2. After you’ve selected your beans the infusion process can begin. Find a glass bottle or container with a secure lid (you can use the vodka bottle itself if you’d like.) Place 2-3 vanilla bean pods in the bottle, split lengthwise to allow more of the flavor to be released. (This is where you’d add the peel of one lime or orange if you’d like.)
3. Store in a cool, dark place for 7-10 days, gently shaking or swirling the bottle every couple of days for optimal flavor release.
4. Strain the vodka for any loose seeds or bits of pod fiber with a strainer and rebottle.
If the flavor becomes too strong, more plain vodka can be added to balance it out. The best part of home-infusion is being able to control the intensity of the vanilla flavor. You can steep the vodka for up to two weeks.
From here, the options are endless. A quick google search will yield hundreds of recipes ranging from fruity or spicy, creamy to clear and everywhere in between, but here we’re going to focus on taking a few vodka classics and taking them to unmatched sophistication.
Coffee and vanilla are true besties, so much so that different coffees from Ethiopia, Kenya, Indonesia, and Peru seem to have a touch of vanilla’s gentle flavor when you ‘cup’ them (a technique for deciphering notes and flavors from a coffee’s aroma.) Think about your morning vanilla latte and imagine how incredible that would be if you just added a bit of vodka.
Obviously, you wouldn’t, but you could unwind with a vanilla White Russian once you get home.
1. Over ice, simply pour 1 ½ ounces of your home-infused vanilla vodka into a rocks glass.
2. Pour a ½ ounce of coffee-flavored liqueur over that (Kahlua is suggested, but use whatever your favorite is.)
3. Top it off with heavy cream to taste, then stir to perfection.
Keeping with an Eastern European theme, we’ll tackle the Moscow Mule, or for our purposes— the delicious Vanilla Mule.
Iconic for its bite of ginger and zing of lime, a Moscow Mule is a clean cocktail that is packed with flavor, so imagine how much more amazing it’s about to become with vanilla added to the mix! As with most classics, the recipe for this drink is fairly simple:
1. In a shaker, combine 2 ounces of your homemade vanilla-infused vodka with ½ ounce lime juice and some ice. Shake to combine. (You can even add some of the leftover vanilla beans from your infusion if you’d like!)
2. Fill a copper mug with ice. (Copper mugs are traditional for a Moscow Mule, as they react with the ingredients and seem to make the flavors pop on your tongue. You can use a regular glass but trust me, the copper makes a difference.)
3. Strain the vanilla vodka and lime juice over the ice. Top with ginger beer and garnish with a vanilla pod.
Pro tip: This drink becomes a whole other experience if you’ve chosen to infused lime with your vanilla.
As we’ve discussed, citrus is perhaps an unlikely but no less compatible partner for vanilla. For this last example, we’ll describe how to take a simple yet sturdy cocktail like the Screwdriver into the realm of elegance.

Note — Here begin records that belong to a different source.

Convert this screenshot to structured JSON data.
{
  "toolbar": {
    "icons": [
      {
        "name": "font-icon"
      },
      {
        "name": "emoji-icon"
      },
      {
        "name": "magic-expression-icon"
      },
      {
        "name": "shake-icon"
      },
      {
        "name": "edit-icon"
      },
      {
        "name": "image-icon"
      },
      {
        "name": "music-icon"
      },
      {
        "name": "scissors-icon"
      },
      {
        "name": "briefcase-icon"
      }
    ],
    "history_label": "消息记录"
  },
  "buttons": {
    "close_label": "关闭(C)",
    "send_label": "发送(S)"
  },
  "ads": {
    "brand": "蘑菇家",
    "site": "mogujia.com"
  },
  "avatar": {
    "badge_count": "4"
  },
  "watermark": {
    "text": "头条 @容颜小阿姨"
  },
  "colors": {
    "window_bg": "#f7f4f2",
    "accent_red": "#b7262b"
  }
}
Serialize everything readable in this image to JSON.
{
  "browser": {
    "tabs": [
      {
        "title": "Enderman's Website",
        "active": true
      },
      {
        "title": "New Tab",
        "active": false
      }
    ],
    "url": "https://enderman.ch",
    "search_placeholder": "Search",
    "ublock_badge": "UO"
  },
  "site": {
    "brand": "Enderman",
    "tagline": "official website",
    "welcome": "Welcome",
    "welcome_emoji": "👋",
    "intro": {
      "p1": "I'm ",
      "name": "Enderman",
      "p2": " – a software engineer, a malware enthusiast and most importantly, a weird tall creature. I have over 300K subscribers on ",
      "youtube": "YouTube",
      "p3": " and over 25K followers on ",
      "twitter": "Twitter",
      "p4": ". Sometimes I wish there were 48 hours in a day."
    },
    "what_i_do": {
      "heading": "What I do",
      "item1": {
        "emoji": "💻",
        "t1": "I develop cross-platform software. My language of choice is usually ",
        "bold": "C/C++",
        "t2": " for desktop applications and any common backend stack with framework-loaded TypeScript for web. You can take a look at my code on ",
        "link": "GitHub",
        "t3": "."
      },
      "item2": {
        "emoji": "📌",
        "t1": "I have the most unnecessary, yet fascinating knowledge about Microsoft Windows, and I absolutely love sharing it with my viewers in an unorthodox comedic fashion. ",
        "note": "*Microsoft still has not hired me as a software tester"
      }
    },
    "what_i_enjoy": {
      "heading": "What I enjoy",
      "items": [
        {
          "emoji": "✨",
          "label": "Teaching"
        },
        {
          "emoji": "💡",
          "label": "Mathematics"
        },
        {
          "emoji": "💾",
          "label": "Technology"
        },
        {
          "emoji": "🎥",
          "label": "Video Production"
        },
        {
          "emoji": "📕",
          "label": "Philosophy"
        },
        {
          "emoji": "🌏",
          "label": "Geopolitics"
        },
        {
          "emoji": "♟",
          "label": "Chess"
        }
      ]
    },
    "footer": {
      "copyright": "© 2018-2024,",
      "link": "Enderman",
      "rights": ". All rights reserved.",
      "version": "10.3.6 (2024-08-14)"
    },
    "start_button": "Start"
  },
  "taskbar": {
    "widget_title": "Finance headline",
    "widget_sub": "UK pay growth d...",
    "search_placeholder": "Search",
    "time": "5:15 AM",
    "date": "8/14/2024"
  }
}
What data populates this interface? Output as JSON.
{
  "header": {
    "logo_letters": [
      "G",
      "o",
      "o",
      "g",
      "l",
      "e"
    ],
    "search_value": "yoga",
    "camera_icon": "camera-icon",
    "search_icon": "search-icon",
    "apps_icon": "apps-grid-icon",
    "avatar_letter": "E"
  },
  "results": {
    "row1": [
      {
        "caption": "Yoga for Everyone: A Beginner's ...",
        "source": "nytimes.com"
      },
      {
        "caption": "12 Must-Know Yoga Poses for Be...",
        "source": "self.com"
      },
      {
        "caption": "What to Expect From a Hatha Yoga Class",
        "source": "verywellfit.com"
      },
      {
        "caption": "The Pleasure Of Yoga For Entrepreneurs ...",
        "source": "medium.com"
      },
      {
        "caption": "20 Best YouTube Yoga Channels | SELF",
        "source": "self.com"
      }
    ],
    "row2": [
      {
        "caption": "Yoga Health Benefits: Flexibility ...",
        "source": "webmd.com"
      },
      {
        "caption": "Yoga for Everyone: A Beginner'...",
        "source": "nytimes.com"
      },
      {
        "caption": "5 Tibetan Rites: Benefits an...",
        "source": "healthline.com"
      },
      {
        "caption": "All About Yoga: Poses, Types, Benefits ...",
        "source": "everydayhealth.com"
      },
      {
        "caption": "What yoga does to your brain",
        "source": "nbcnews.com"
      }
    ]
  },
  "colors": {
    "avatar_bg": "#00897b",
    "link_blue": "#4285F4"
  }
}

1. Fill a rocks glass with ice, and add about 6 ounces pulp-free orange juice.
2. Add 1 ½ ounces homemade vanilla vodka and stir.
3. Optional: Add a 1 ounce or more of Champagne if you’re feeling like more of a spritz.
Pro tip: Home-infused orange and vanilla vodka would bring even more juicy flavor to this classic.